Saturday, September 25, 2010
Books of Interest: Rick Hanson and Richard Mendius, "Buddha's Brain: The Practical Neuroscience of Happiness, Love and Wisdom"

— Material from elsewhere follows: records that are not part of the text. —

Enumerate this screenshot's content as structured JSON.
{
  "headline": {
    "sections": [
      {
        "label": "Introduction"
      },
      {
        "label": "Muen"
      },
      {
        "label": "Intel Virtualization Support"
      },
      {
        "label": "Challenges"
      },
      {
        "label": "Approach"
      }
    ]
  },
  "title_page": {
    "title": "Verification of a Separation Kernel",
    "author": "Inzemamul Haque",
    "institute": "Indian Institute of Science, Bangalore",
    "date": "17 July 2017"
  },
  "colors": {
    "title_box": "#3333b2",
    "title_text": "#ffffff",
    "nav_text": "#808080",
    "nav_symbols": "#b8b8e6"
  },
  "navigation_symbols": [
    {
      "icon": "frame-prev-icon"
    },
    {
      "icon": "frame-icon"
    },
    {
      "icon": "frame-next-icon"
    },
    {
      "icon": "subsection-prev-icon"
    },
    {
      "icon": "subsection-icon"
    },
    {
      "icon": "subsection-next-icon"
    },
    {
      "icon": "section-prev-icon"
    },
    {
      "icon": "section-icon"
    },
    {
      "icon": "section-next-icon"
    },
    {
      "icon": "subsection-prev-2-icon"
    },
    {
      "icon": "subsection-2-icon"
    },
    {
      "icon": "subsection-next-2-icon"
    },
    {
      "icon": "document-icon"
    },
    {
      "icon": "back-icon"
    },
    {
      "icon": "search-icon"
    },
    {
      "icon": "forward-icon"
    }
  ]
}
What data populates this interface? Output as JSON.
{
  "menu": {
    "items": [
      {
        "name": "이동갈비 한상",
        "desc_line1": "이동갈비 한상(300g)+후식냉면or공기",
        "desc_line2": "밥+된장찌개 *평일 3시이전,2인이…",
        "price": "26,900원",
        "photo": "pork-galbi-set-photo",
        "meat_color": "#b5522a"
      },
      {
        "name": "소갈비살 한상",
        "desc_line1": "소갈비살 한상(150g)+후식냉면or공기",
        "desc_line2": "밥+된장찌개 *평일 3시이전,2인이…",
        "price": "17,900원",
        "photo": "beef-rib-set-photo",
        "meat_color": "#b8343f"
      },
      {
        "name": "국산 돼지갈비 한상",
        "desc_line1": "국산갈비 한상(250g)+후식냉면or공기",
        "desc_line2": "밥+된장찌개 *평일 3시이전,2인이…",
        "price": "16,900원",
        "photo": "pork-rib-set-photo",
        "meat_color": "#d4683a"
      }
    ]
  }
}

I have just finished this book and highly recommend it to any of you who have a scientific/materialist leaning, i.e., those of you who find persuasive scientific and material explanations of phenomena. While the authors are fundamentally Buddhist, the book is not overtly religious. Rather, they write from a practical, problem-solving perspective: how to manage stress and existential suffering. They address the convergence of neuroscience with psychology and philosophical teachings in straightforward, not-too-technical terms that makes it readily accessible. And it includes both an explanation of how our practice can change our minds and brains and a description of practices. The practices are more representative of Vajrayana and Theravadan teachings than Zen in the specificity of the instruction, but they are not experientially unfamiliar to any serious Zen practitioner. I have been following Hanson's "Wise Brain" website--www.wisebrain.org--for several years. I have found his site a useful resource for material that almost any audience can appreciate because Buddhist wisdom practices are explained in straightforward, largely non-religious terms.